Chains on Crown Mountain


Depending on the specifics of the trail and/or course that you're running, you may end up switching your form rapidly. You could have a few meters of technical single track with a gravel connector for a hundred meters that links into a rock scramble. Being adaptable is important. Historically, I would gas out on the sections that I was weakest at, mainly due to poor form, but with concentrated effort and awareness what I was doing (and what I'm supposed to be doing) has changed my trail running world.


Me, Alley, Vera
No matter how well you run uphill, going too hard downhill can trash your quads and kill your uphill efforts for later. While I won't spend this post discussing downhill technique, which I love, it's important to be steady in your approach. I recently went on a Mount Seymour run with my friends Vera and Alley, and the thing I noticed, especially with Vera (who had a 3rd place finish at Diez Vista 50k) is that she doesn't really change gears too hard between the ups and the downs. She's steady on both, as though she's hooked to a chain that is pulling at a constant speed and flowing through the terrain. I don't run like that at all. I'm all bursts of speed in downs, some flats and minor rollers, and then super slow on the ups. My relative pace and effort is like how I drive a stick shift; constant heel toe in the corners, powering off the line, and then getting stuck in traffic (that's the bonk in this analogy). 

Vera: She's steady as she goes. And she likes grapefruit radlers!
photo credit: Elaine Fung
Hence one of my goals is to run more steady. Stay true to form, and maintain a constant effort where possible throughout a long run without blowing up. It's gonna take a lot of willpower to build that up!


I have an epic weekend planned. I'm running the new Coast Mountain Trail Series course for Buckin' Hell which goes up and down Mount Seymour on two different faces this Saturday. It has 4300' feet of ascent and 4300' feet of descent in 21k. Yup, that's 8600' feet of elevation change in a short distance.
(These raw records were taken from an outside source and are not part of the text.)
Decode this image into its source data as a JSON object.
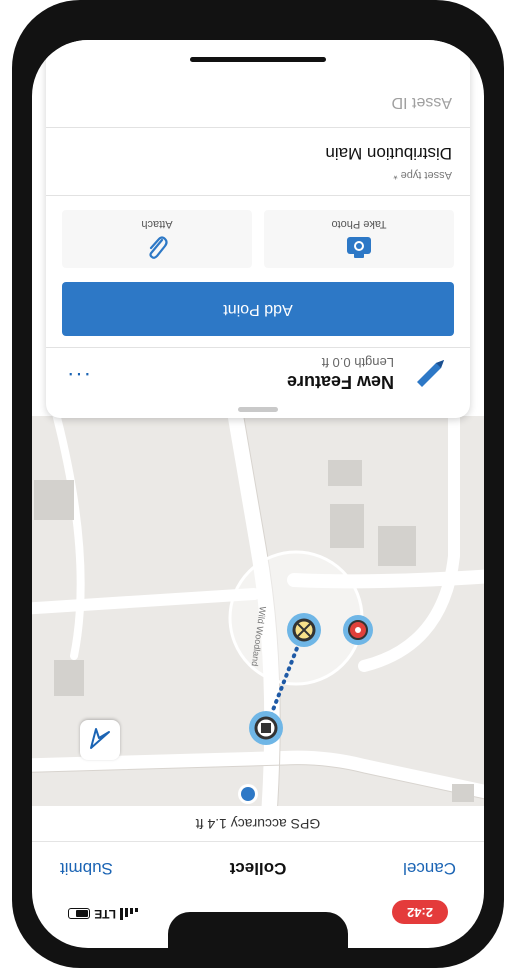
{
  "status_bar": {
    "time": "2:42",
    "network": "LTE"
  },
  "nav": {
    "cancel_label": "Cancel",
    "title": "Collect",
    "submit_label": "Submit"
  },
  "gps": {
    "accuracy_text": "GPS accuracy 1.4 ft"
  },
  "map": {
    "street_label": "Wild Woodland",
    "accent_color": "#2d78c6",
    "icons": [
      "locate-arrow-icon",
      "valve-icon",
      "hydrant-icon",
      "fitting-icon",
      "location-dot-icon"
    ]
  },
  "feature": {
    "name": "New Feature",
    "length": "Length 0.0 ft",
    "more": "···"
  },
  "actions": {
    "add_point_label": "Add Point",
    "take_photo_label": "Take Photo",
    "attach_label": "Attach"
  },
  "form": {
    "asset_type_label": "Asset type *",
    "asset_type_value": "Distribution Main",
    "asset_id_placeholder": "Asset ID"
  }
}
It's the equivalent of a 43,000' foot 100k if you extrapolated the elevation change over a longer distance (or just ran it five times)! It's the perfect scenario to practice my uphill on some of the gnarliest terrain on the north shore.
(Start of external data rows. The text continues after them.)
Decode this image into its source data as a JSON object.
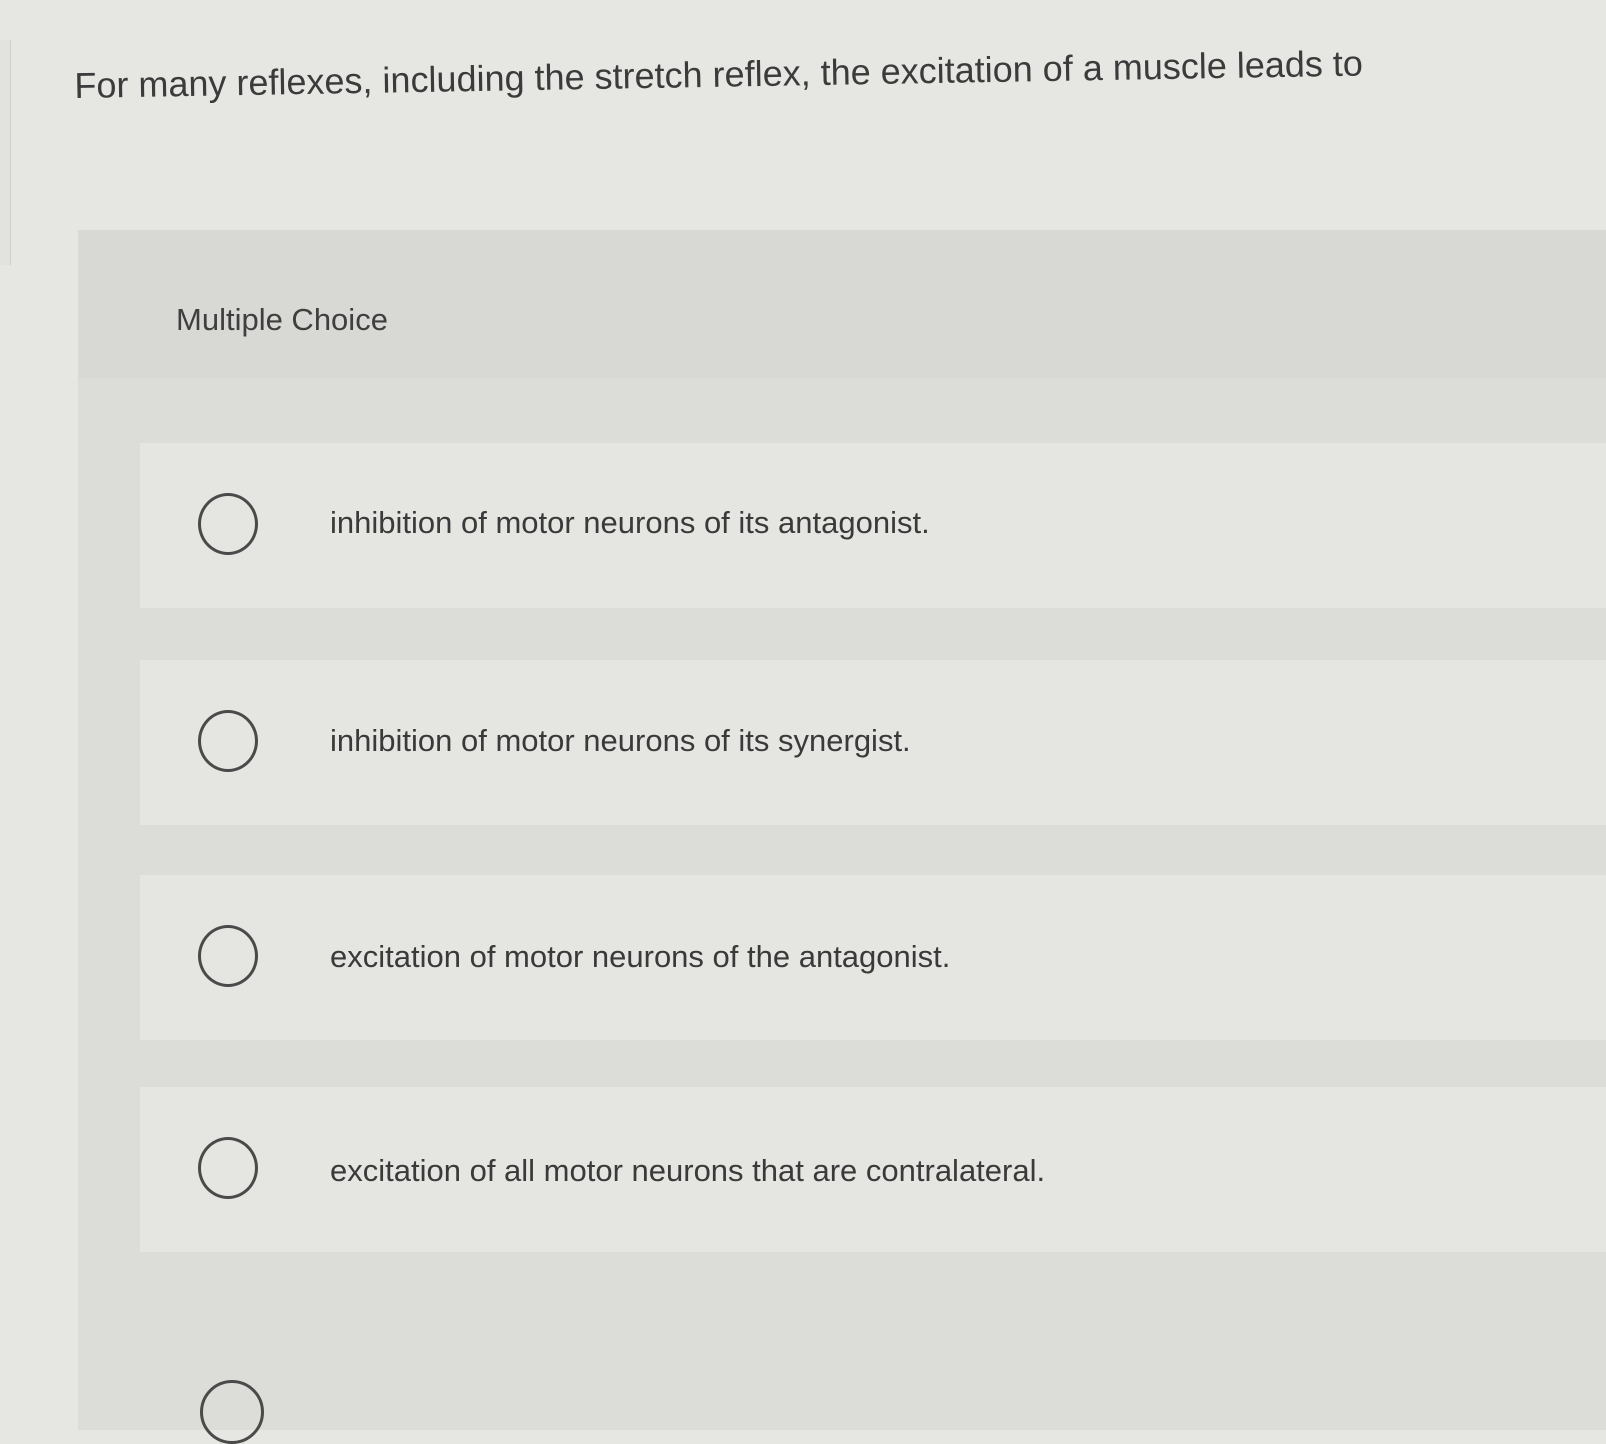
{
  "question": {
    "text": "For many reflexes, including the stretch reflex, the excitation of a muscle leads to"
  },
  "panel": {
    "type_label": "Multiple Choice"
  },
  "choices": [
    {
      "text": "inhibition of motor neurons of its antagonist."
    },
    {
      "text": "inhibition of motor neurons of its synergist."
    },
    {
      "text": "excitation of motor neurons of the antagonist."
    },
    {
      "text": "excitation of all motor neurons that are contralateral."
    }
  ]
}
Buckin' Hell: New Course for 2014

Then on Sunday there's the Squamish 50 Orientation run that will take us up and down Debeck's Hill, and then up Galactic Scheisse and down Powersmart for an approx ascent of over 5000' feet and 10,000' feet of elevation change in 37 kilometres of distance. All on fatigued legs, which is perfect because that's what we do in Ultra training. We race on Saturday and then do long runs on Sunday. We're cool like that.


Squamish 50 is a mere eight weeks away (wait, what?!). I'm doing the 50k distance this year, and helping co-ordinate logistics on the 50 miler the day before, so it'll be an epic weekend!
Then four weeks after that is Meet Your Maker 50 Mile. The season sneaks up fast, and I'm super stoked to finally know (at least academically) how to run uphill now! I also embrace it with a positive, fun and much more relaxed approach mentally, instead of the old dread, fear and angst of days past. It makes a huge difference. --[ UPDATE!! Just got an email as of June 19th, that Meet Your Maker has been cancelled. Boo. Will look for another race! ]
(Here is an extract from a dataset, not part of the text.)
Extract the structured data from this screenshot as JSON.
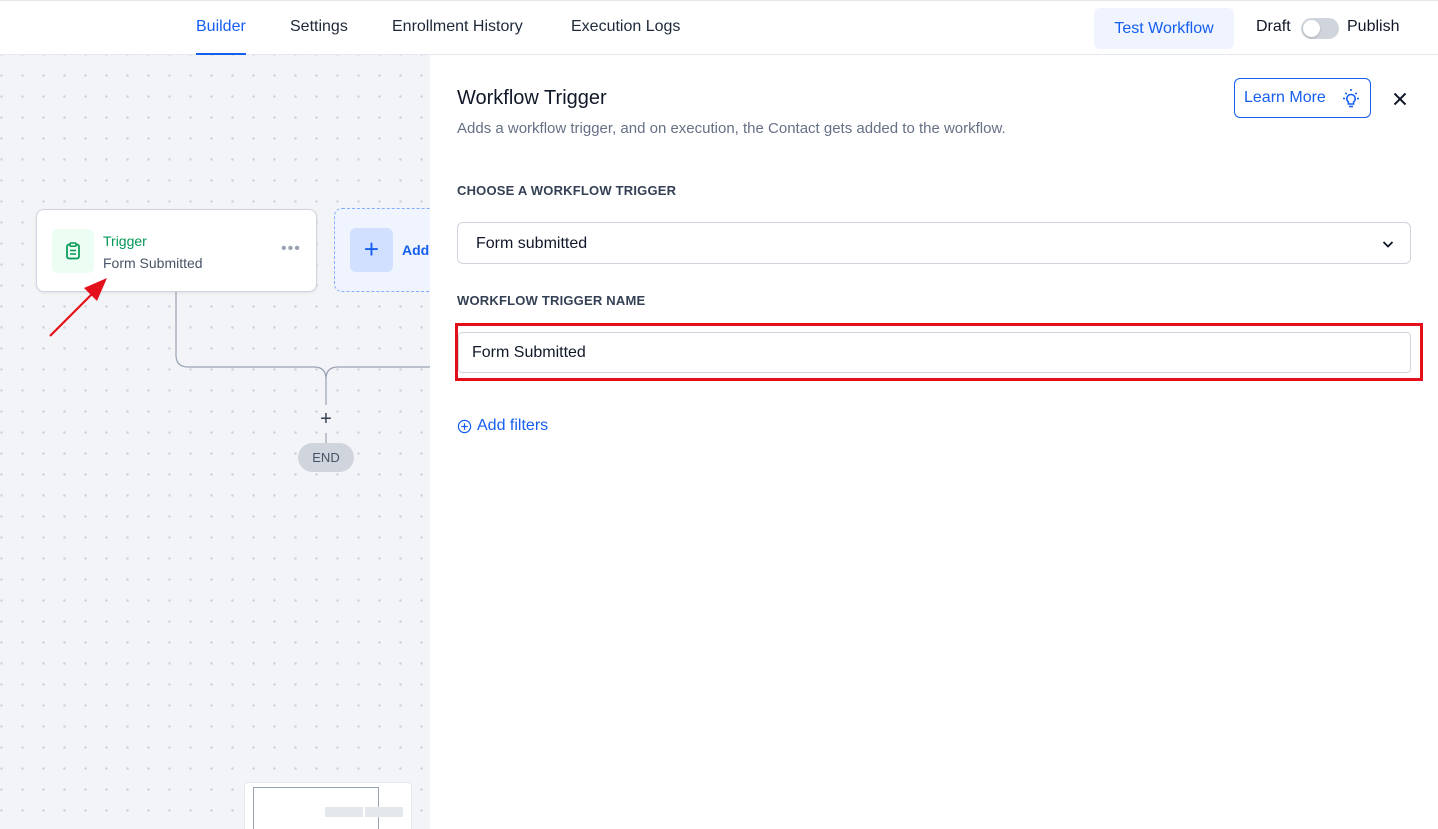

Of Mice and Men (or dogs) Squamish
A bunch of our friends did the Vancouver 100 two weekends ago, and seeing them push through, as we helped crew and pace their day was amazing and inspiring. It makes your own personal training that much more focused and the determination to join their ranks, feel success and push the boundaries as simply epic.

Have fun out there, and I'll catch ya on the downhill!

~ Ed